For Volunteers’ Week  2019, we’re recognising and celebrating the fantastic work our volunteers do by sharing some stories from our Peer Research Volunteers programme.

To gain a more personal view of what the programme means for those volunteers in this special week, SDF media volunteer, John Thomson, met up with some of those working in Fife.

This is Grant’s story.

Grant, SDF Peer Research Volunteer, Fife

How did you get into volunteering with SDF?

I’d been referred to a group called Restoration Fife because of my alcohol addiction and it was an organic move from there to getting involved in peer research. I’ve been involved in various things; including helping to organise a health event where people were encouraged to get their liver scanned to help eradicate Hep C.

I’ve also been involved in a study on Minimum Unit Pricing which was done in three stages – before, during and after it became law – to see what effect this would have on people’s lives and this involved me going out and dealing with people on a one-to-one basis to see how they were managing and to signpost them onto any further help that they might need.

But did Grant have any of these skills before he started volunteering?

I had certain personal skills, but not in terms of dealing with people around sensitive topics.

So it was a challenge. Apart from building on my own personal skills, I had to learn about the personal nature of addiction; learning to deal with people and treat them with that level of respect that maybe they’re not used to. It’s been a major learning process but without Restoration Fife and SDF I wouldn’t be where I am today.

And what are Grant’s plans for the future?

I’m looking to work in addiction support but I’m not sure how that’s going to work out. At the moment, as well as peer research, I’m at college doing an Introduction to Intermediate Counselling and also Psychology and next year I’m going to do the HND in Counselling and also Psychology and that’s maybe with a view to going onto university and getting a degree.

I wouldn’t be doing all this as a volunteer without the help of SDF. When I was working I was a workaholic, but I lost my job and I’d lost that work ethic. The feedback from SDF instils that work ethic back in you again. You’re trying to get sober and it gives you a goal so that you’re no’ relapsing.

And I’m getting really relevant training. If the SDF can’t do the training themselves, then it’s done through the relevant people locally – like being sent on Child Protection Courses 1 and 2.

Being with the SDF and just getting on with what needs to be done is a good proposition for the future. Seeing people coming through the SDF is good in itself and anyone who doesn’t see that, well it’s their loss.
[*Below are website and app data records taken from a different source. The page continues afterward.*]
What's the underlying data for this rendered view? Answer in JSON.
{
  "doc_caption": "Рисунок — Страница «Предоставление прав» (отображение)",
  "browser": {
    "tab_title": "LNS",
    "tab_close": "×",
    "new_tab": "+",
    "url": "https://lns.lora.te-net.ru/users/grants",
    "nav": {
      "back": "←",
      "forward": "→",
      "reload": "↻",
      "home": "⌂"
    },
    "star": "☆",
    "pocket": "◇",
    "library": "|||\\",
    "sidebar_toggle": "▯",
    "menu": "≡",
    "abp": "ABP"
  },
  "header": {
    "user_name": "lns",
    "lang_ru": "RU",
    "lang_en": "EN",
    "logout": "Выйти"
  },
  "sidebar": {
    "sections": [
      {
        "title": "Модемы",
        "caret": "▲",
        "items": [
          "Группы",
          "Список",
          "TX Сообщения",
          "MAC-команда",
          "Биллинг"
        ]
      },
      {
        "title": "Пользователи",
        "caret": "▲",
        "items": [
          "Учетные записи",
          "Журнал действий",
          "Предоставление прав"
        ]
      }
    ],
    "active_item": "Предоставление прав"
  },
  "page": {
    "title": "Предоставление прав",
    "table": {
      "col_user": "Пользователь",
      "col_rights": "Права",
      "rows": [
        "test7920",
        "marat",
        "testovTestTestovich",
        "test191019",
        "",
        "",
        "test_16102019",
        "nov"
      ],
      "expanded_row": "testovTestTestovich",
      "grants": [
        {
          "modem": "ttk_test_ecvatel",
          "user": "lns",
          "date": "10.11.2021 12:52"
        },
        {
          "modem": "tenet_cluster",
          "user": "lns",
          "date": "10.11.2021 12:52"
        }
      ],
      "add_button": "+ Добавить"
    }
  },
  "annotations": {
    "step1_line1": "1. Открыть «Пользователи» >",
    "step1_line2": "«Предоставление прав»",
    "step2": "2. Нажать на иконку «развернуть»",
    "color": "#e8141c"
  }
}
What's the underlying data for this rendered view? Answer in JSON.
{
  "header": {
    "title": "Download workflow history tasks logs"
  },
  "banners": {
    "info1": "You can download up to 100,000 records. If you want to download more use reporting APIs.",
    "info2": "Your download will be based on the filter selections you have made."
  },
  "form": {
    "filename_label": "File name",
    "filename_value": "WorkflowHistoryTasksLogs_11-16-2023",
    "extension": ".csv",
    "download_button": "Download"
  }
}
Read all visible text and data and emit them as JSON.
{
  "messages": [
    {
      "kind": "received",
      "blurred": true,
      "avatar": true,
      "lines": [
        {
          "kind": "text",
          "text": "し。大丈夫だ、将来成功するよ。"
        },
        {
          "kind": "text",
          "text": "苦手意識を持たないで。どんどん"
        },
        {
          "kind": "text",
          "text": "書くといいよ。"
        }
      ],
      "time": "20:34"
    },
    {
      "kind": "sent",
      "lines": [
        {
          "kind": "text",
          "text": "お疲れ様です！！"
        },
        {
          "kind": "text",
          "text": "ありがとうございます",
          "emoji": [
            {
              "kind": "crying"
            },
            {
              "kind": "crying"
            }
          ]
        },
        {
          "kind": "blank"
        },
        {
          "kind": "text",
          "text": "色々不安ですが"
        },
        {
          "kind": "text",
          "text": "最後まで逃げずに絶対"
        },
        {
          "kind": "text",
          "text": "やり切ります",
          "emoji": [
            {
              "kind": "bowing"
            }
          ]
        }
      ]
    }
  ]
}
If you have a history of substance use problems and would like to find out more about becoming a Peer Research volunteer with SDF, please click here.